Additional Regulatory Requirements

Although the regulation does not come into effect until the summer of 2021, assessing what systems and processes to put into place for data collection (including sufficient historical data), reporting and analysis needs to start soon. There are also a number of significant additional requirements that firms will need to take into consideration, some of which are discussed below.

Pillar 2 & ICARA (the new ICAAP)

With regards to financial resources requirements, the IFPR maintains the rules-based approach for the calculation of the own funds and minimum liquidity requirements (Pillar 1 requirements) and the risk-based approach, whereby firms should maintain adequate financial resources to meet those risks not captured by the rules based requirement (referred to as Pillar 2).
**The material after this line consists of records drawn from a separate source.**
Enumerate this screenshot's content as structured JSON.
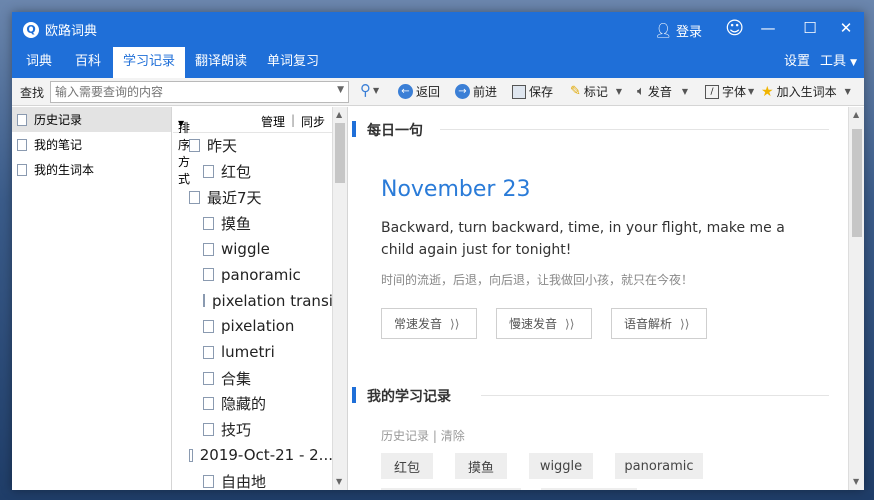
{
  "window": {
    "title": "欧路词典"
  },
  "titlebar": {
    "login_label": "登录",
    "app_icon": "Q"
  },
  "menu": {
    "tabs": [
      "词典",
      "百科",
      "学习记录",
      "翻译朗读",
      "单词复习"
    ],
    "active_tab": "学习记录",
    "settings_label": "设置",
    "tools_label": "工具"
  },
  "toolbar": {
    "find_label": "查找",
    "search_placeholder": "输入需要查询的内容",
    "back_label": "返回",
    "forward_label": "前进",
    "save_label": "保存",
    "mark_label": "标记",
    "speak_label": "发音",
    "font_label": "字体",
    "add_vocab_label": "加入生词本"
  },
  "leftnav": {
    "items": [
      "历史记录",
      "我的笔记",
      "我的生词本"
    ],
    "active": "历史记录"
  },
  "history": {
    "sort_label": "排序方式",
    "manage_label": "管理",
    "separator": "|",
    "sync_label": "同步",
    "rows": [
      {
        "text": "昨天",
        "level": 0
      },
      {
        "text": "红包",
        "level": 1
      },
      {
        "text": "最近7天",
        "level": 0
      },
      {
        "text": "摸鱼",
        "level": 1
      },
      {
        "text": "wiggle",
        "level": 1
      },
      {
        "text": "panoramic",
        "level": 1
      },
      {
        "text": "pixelation transit",
        "level": 1
      },
      {
        "text": "pixelation",
        "level": 1
      },
      {
        "text": "lumetri",
        "level": 1
      },
      {
        "text": "合集",
        "level": 1
      },
      {
        "text": "隐藏的",
        "level": 1
      },
      {
        "text": "技巧",
        "level": 1
      },
      {
        "text": "2019-Oct-21 - 2...",
        "level": 0
      },
      {
        "text": "自由地",
        "level": 1
      }
    ]
  },
  "daily": {
    "section_title": "每日一句",
    "date": "November 23",
    "english": "Backward, turn backward, time, in your flight, make me a child again just for tonight!",
    "chinese": "时间的流逝，后退，向后退，让我做回小孩，就只在今夜！",
    "buttons": [
      "常速发音",
      "慢速发音",
      "语音解析"
    ]
  },
  "study": {
    "section_title": "我的学习记录",
    "history_link": "历史记录",
    "separator": "|",
    "clear_link": "清除",
    "chips": [
      "红包",
      "摸鱼",
      "wiggle",
      "panoramic"
    ]
  },
  "colors": {
    "accent": "#1f6fd8",
    "date_blue": "#2a7bd8"
  }
}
 The FCA are likely to introduce the concept of an internal capital and risk assessment (ICARA), which would essentially replace ICAAPs for non-SNI investment firms. However, all firms, including SNIs, will need to have an internal review process in place to ensure they and are financially viable and have sufficient financial resources in place.  For certain SNIs, the FCA will consider whether it is necessary to impose the ICARA (or parts of it) depending on the scale and complexity of their business. 
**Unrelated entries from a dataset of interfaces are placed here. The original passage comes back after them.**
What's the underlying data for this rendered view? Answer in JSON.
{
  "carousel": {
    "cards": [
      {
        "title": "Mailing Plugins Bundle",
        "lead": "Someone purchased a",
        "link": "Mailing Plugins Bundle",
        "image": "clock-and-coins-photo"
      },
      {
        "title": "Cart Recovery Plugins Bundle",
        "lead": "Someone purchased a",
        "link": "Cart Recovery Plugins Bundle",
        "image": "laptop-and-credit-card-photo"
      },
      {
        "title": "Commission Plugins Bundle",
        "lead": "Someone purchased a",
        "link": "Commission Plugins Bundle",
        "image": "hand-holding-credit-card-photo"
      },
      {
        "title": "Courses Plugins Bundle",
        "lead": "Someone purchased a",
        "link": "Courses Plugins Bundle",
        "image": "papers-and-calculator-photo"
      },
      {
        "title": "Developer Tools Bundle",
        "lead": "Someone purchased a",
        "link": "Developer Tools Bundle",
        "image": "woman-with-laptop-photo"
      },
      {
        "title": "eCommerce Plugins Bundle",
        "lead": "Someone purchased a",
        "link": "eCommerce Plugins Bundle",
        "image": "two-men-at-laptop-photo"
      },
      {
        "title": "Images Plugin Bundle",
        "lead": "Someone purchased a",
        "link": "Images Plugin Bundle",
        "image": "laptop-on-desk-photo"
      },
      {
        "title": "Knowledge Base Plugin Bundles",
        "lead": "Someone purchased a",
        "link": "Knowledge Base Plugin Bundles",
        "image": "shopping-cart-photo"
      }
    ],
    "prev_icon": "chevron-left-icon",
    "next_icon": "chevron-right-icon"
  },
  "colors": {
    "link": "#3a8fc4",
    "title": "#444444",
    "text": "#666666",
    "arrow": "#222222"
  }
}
Wind-down planning in line with the current guidance in the FCA’s Handbook (WDPG) issued by the FCA will also become mandatory for all firms post IFPR.

Liquidity 

Firms will need to hold sufficient liquid assets, equal to one third of the fixed overheads requirement, on an ongoing basis.

On the Horizon

Although the aim of the IFPR is to create a simplified risk-responsive regulatory structure for investment firms that are not considered systemically dangerous, in the short run the regime is likely to impose additional operational and/or compliance burden and potentially additional capital requirements. Accordingly, it is imperative that firms start assessing the impact of this on their structure and business. 

There are a number of other requirements for investment firms which we will address in our subsequent articles in this series. Stay tuned for more information on Remuneration, Governance, Regulatory Reporting and Disclosures, as we well as additional details on the ICARA and SREP processes.

Do you know why type of firm you are? Let us help you figure out the impact of this new regulation on your business. 
Please complete all required fields above.
This site is protected by reCAPTCHA and the Google Privacy Policy and Terms of Service apply.
close back
Your search for "..."
did not yield any results.
... results for "..."
Search Tags